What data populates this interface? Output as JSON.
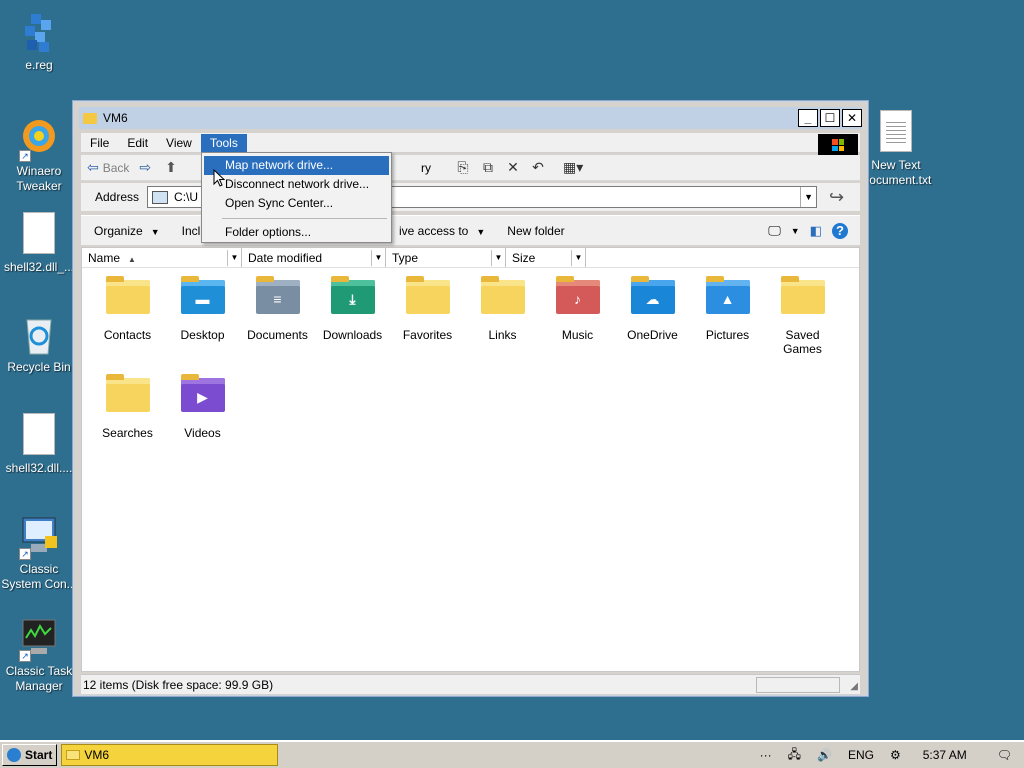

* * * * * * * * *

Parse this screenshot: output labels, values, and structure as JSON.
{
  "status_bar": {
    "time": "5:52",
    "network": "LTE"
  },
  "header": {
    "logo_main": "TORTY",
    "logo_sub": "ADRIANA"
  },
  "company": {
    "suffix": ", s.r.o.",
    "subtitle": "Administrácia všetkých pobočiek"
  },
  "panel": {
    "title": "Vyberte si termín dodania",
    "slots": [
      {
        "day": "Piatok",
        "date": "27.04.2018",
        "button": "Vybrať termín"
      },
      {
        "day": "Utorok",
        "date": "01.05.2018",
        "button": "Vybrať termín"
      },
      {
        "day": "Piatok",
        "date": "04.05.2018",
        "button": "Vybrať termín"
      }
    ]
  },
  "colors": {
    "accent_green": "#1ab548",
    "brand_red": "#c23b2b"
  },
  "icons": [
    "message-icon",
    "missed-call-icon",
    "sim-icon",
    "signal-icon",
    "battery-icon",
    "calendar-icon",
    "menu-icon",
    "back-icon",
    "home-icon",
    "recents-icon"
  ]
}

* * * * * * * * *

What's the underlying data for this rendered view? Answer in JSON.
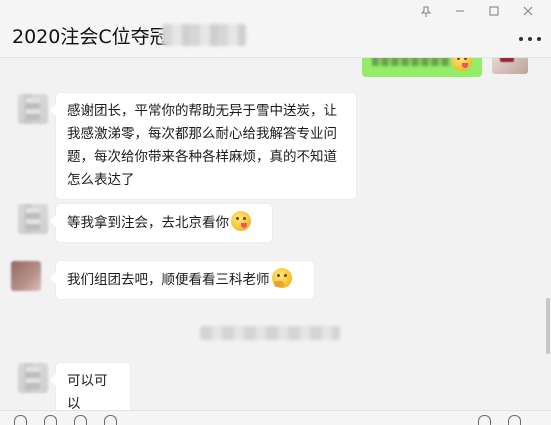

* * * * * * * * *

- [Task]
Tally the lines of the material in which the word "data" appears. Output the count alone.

- [Answer to this problem]
2